November 24, 2011 is Thanksgiving in the USA and there is a lot to be thankful for. It seems fitting that today of all days, my blog is two years old.
A lot has changed since the beginning. The publishing of posts has slowed down considerably because I have become more selective. When DCC was brand new I tried to catch every cold case I could that appeared in the news. I jumped on every tip, link and idea. It resulted in an enormous amount of posts. But after the first year, things changed or better said: I changed. My enthusiasm is still there, the dedication never wavered but I learned that I cannot keep up this tempo. I decided that in the future I would post links from newspapers in a “Sum it Up!” post. It became an instant hit with DCC readers and I will continue this series.
In the second year, I designed a logo. I use it as an avatar and it will be used as the cover for e-Books with of course, adjusted titles. The reactions to my creation are very positive and I am glad of all the comments I have received about it on Twitter.
Most popular aside from the home page were: ” Vidocq presents Dominic d’Souza!” and Tiah’s guest post in the Laura Henderson-Ibach case: “the time line does not work and police do not care.” The most popular cases were the posts concerning the Hina family, the Crewes, and of course, William Thomas Zeigler.
My interactions with authors and bloggers on Twitter have led to new collaborations. In DCC’s second year, interesting people guest blogged on DCC such as David Russell, Darren Bruce, Christa Miller, and of course the Writing PIs returned for a 2 part session. I already have some great guest bloggers lined up for 2012!
I did not just start to follow more authors on Twitter; I also looked at their books. The results are posted as book reviews on DCC and more will follow.
Through other authors, I learned about “Blog Tour de Troops” and I gladly agreed to join when I was asked. I reviewed “Murder at the Rocks” from author Jill Paterson and “ETA” from author Delphine Pontvieux. Both authors referred to my posts on their blogs and I thank them for that.
This initiative #Blog Tour de Troops” gave free books to our troops and veterans. It is a simple concept in which the authors get book reviews and link to the blogger’s posts. They also commit to send free e-Books to blog commenters and our Troops. The bloggers get the book, the links and traffic. It was a win-win situation for all!

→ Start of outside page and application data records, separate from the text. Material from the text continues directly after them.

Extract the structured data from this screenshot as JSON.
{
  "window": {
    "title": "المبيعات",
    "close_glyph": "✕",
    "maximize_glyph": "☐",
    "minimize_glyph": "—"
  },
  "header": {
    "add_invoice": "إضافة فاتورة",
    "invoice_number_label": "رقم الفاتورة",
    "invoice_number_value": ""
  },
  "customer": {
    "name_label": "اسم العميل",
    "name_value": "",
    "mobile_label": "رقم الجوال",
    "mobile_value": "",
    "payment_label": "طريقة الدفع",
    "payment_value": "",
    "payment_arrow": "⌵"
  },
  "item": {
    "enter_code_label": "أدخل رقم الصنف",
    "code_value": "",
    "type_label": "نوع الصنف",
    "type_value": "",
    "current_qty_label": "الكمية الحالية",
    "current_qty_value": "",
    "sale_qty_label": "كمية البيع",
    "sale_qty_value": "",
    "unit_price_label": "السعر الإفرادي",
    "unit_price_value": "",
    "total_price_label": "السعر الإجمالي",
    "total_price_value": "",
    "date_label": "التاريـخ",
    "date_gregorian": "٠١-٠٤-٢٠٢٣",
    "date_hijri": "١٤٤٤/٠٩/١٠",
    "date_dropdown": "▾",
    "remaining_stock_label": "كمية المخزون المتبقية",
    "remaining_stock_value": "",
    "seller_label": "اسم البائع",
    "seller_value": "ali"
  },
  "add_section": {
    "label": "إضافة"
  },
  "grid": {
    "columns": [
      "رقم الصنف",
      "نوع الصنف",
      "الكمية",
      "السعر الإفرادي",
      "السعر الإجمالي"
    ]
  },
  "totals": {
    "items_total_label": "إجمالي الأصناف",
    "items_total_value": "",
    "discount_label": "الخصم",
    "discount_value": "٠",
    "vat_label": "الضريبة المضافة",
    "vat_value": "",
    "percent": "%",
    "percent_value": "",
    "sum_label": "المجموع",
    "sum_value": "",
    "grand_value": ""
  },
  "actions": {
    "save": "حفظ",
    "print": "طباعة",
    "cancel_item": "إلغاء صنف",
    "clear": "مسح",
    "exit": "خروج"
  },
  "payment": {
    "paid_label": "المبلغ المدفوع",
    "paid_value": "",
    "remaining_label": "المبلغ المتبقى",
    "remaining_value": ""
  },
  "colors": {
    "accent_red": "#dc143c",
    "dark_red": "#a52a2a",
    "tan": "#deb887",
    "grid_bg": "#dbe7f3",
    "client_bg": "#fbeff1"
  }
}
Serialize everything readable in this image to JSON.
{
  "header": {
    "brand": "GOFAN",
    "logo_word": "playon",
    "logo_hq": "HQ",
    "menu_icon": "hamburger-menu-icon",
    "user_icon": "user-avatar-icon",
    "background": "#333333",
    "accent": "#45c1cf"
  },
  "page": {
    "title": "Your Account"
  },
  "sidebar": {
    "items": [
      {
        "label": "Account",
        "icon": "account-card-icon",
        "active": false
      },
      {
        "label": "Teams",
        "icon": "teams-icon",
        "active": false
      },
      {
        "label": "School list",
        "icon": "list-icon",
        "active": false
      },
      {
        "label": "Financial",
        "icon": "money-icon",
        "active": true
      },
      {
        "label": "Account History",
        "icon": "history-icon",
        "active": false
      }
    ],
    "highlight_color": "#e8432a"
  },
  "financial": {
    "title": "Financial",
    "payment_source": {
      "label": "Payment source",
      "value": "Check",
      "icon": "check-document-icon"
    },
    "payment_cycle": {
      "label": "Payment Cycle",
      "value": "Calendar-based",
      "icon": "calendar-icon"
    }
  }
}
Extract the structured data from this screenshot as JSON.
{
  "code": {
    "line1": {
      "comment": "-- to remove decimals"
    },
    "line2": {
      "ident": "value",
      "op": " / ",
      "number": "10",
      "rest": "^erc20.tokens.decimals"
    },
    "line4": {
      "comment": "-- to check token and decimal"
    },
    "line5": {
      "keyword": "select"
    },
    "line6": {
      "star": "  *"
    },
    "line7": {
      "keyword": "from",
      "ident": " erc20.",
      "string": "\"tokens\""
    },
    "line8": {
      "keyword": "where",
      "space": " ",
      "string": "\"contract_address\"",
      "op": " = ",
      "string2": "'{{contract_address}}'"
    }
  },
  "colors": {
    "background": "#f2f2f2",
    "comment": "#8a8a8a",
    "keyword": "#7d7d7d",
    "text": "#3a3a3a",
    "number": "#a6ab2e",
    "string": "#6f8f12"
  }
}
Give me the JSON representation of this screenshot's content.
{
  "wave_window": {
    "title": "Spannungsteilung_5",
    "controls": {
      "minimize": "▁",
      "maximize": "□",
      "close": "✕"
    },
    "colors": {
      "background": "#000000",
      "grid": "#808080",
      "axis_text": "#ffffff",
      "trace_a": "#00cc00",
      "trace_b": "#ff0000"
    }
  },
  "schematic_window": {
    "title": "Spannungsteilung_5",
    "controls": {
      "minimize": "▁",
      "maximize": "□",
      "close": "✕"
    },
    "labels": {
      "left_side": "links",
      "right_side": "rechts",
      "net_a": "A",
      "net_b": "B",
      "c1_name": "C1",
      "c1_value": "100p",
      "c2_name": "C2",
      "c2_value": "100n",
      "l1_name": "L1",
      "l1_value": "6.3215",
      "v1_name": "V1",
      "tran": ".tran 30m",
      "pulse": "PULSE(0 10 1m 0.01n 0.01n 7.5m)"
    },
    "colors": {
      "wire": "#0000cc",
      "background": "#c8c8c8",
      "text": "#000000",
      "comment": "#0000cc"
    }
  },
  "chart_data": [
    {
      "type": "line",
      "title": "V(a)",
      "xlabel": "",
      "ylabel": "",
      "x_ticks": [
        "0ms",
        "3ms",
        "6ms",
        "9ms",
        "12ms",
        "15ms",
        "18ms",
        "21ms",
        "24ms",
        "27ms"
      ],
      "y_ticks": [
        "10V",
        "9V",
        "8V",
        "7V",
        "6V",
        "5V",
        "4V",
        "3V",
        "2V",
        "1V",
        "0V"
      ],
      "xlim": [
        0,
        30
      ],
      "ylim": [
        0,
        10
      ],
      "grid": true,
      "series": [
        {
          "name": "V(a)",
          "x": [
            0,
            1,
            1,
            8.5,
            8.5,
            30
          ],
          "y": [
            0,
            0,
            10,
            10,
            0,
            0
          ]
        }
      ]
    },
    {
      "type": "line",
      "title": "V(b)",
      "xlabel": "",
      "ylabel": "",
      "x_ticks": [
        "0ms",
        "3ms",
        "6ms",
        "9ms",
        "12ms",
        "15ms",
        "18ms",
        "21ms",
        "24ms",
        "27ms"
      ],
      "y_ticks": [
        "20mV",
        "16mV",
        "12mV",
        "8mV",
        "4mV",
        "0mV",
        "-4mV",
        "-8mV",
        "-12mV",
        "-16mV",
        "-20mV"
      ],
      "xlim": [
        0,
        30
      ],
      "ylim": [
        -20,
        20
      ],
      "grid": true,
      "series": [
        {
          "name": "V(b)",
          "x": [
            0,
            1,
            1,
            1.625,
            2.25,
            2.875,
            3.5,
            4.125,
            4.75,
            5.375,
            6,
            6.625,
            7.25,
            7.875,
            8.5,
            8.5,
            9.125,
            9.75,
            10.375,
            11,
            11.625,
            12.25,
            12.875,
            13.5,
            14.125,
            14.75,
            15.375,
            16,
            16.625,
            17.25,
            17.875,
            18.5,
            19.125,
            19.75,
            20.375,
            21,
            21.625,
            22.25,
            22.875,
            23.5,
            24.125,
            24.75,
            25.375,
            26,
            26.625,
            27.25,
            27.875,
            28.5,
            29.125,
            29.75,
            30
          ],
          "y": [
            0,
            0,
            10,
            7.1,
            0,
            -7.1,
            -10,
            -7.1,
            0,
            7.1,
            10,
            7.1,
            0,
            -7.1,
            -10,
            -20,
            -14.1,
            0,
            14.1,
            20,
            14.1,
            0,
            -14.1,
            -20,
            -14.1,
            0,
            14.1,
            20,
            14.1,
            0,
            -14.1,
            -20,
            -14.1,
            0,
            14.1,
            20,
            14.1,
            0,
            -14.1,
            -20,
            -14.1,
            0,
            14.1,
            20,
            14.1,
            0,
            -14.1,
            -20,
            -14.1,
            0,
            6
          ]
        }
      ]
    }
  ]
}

With all these changes, cclivechat is changing as well. We started out as a weekly Friday chat but over the past few months it became clear that it was a tempo nobody could keep up. After the last summer break, it was clear that the format needed to change. On the homepage you can find the schedule for the themed chats. The chats are still on a Friday, still from noon-1pm EST but during most of these chats I will have a guest and we discuss a specific topic. All recaps will still be posted on DCC as usual so you can read up if you miss one.
By changing from casual get-together-chats to less frequent but more focused chats, I hope to make the best of everyone’s time and to use the chats more efficiently. The other advantage of a themed chat is of course the chance to explore a topic in-depth. There will still be some casual chats but not anymore on a weekly basis.
I think that in year three you will see DCC change even further. My goal is to build an interdisciplinary community with people all somehow connected to cold cases: experts featuring in guest posts and in themed cclivechats, authors who use the cold cases for inspiration for their books or book characters. Of course, law enforcement officers who want more media attention for some of their coldest cases and journalists updating us on breaking news in unsolved homicides. Let’s not forget lawyers who comment on trials and give insight into the legal proceedings and hurdles we may face to get a cold case back on track. And private investigators who can help us brainstorm about a certain case. Of course, what ties all these people together will be the expanded readership that slowly raises even greater awareness for these cases.
None of this would ever have been possible without the steadfast support of Jacques Soudan, my webmaster. I cannot thank everyone enough for hanging in there with me! A big THANK YOU to those who return to DCC every day: my readers. Without you, DCC would not be where it is today. I thank you for reading, for your support, and for your loyalty.
Last but not least, a word of thanks to all the family members and their friends who have contacted me about unsolved cases involving a loved one. I cannot thank you enough for your trust and confidence. I am humbled by every email and promise that I will keep up the quality that you have come to expect from DCC’s case analyses. Your patience and your understanding are greatly appreciated. We should never forget the missing, the unidentified or, the victims of unsolved homicides. And, if I can help, I will.
Cheers to year three!